The first few mastery learning units typically do require more time than usual. Students must be provided with some orientation to the process, and class time usually needs to be set aside for the teacher to direct students in their corrective work. Teachers who try to have correctives completed as homework or during a special study session before or after school find that those students who most need the extra time are the least likely to take part. As a result, it’s not unusual for a mastery learning class to be somewhat behind a more traditionally taught class during the first two or three units.

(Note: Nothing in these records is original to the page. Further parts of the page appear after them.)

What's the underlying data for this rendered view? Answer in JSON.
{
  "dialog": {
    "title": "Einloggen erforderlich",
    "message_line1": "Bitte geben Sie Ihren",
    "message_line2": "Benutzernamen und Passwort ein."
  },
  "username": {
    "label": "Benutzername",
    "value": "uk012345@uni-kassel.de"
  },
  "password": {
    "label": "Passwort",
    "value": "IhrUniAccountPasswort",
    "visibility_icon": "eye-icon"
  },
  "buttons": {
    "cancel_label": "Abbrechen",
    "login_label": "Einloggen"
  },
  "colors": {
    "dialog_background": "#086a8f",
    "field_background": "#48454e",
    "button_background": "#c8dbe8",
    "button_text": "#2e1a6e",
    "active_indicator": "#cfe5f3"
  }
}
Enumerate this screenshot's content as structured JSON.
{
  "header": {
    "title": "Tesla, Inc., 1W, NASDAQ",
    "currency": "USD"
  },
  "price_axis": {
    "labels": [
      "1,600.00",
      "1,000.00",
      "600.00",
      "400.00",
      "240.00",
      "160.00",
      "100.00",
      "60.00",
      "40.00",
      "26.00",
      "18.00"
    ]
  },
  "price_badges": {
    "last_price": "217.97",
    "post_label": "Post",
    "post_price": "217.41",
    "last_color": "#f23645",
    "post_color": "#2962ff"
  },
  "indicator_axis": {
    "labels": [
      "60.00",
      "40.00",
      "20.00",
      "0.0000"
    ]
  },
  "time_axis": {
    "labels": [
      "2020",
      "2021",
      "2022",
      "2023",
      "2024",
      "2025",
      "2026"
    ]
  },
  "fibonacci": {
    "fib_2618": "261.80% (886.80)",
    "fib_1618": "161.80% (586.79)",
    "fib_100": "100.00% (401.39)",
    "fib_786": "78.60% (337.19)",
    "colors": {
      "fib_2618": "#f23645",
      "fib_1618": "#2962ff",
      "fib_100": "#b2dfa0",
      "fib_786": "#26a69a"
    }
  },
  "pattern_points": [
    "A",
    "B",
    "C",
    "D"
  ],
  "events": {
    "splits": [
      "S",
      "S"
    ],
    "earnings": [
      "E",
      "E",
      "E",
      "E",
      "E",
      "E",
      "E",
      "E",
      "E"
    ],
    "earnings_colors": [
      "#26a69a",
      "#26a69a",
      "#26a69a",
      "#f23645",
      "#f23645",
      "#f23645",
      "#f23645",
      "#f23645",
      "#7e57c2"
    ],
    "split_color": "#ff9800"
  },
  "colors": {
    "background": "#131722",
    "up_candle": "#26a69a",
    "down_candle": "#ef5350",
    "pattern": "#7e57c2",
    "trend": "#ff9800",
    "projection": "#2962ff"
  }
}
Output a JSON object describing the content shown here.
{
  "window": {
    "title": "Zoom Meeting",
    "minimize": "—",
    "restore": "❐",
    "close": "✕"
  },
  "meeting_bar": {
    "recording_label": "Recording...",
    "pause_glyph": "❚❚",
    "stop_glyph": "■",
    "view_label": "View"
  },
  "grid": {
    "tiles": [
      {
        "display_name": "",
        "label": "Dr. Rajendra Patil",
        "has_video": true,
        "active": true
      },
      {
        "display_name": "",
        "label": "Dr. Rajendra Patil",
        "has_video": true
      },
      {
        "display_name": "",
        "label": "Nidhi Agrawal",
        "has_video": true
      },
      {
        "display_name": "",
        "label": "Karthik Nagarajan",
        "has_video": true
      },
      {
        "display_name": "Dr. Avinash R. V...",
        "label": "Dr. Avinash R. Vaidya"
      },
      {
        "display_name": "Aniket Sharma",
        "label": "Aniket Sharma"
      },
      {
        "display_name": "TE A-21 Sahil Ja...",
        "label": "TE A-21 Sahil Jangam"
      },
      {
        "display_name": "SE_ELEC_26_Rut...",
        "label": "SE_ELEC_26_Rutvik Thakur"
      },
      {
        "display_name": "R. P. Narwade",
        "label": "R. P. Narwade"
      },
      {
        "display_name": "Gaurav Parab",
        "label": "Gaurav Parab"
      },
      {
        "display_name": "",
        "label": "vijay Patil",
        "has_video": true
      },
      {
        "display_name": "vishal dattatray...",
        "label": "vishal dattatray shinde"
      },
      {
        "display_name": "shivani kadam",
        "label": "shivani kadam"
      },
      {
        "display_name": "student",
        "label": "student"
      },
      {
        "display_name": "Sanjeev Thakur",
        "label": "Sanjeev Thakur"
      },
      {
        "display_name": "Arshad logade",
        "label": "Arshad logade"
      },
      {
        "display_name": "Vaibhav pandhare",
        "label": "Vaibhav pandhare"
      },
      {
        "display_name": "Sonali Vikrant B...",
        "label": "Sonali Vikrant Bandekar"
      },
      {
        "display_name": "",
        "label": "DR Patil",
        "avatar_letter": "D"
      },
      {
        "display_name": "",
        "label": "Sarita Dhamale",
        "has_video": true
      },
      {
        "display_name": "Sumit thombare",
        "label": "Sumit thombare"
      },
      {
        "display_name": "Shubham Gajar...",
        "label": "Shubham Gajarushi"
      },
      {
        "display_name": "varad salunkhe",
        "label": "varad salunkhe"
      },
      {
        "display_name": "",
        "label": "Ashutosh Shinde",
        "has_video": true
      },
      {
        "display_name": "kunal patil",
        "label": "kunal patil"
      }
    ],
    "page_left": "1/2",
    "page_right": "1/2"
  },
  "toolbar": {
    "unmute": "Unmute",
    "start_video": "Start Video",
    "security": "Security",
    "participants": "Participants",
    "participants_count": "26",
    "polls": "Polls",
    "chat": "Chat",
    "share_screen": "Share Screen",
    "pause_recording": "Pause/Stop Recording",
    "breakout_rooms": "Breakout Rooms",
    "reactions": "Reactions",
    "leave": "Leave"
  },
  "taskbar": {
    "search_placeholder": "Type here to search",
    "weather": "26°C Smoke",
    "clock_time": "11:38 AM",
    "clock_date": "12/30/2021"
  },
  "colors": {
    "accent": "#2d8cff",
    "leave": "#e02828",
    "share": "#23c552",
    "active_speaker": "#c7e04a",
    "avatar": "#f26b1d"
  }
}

After students become familiar with the mastery learning process, however, most teachers find that they can pick up the pace of their instruction. Mastery learning students tend to be engaged in learning activities for a larger portion of the time they spend in class. Hence they learn more and learn faster in later units than do students in more traditionally taught classes (Arlin, 1973; Fitzpatrick, 1985). As students catch on to mastery learning, they also tend to do better on first formative assessments. With fewer students involved in correctives and a reduced amount of corrective work required, the class time allocated to correctives in later units can be drastically reduced. Furthermore, because mastery learning students learn well the concepts and skills from early units, they are better prepared for later, more advanced units. This means that less time needs to be spent in review activities. Thus most teachers find that with slight changes in the pacing of their instruction (slightly more time spent in early units but less time in later ones), they are able to cover just as much material, and in some cases more, as they were able to using more traditional approaches to instruction (Block, 1983; Guskey, 1983, 1987).
Mastery teaching & learning is relatinginstruction to the needs of the learners
Mastery teaching & learning is accessinghigher level learning goals
Mastery teaching & learning is problem solving andapplication of principles/ analytical skills/ creativity
Mastery teaching & learning is notlow level cognitive skills
Mastery teaching & learning is not intended for teacher to berecord keepers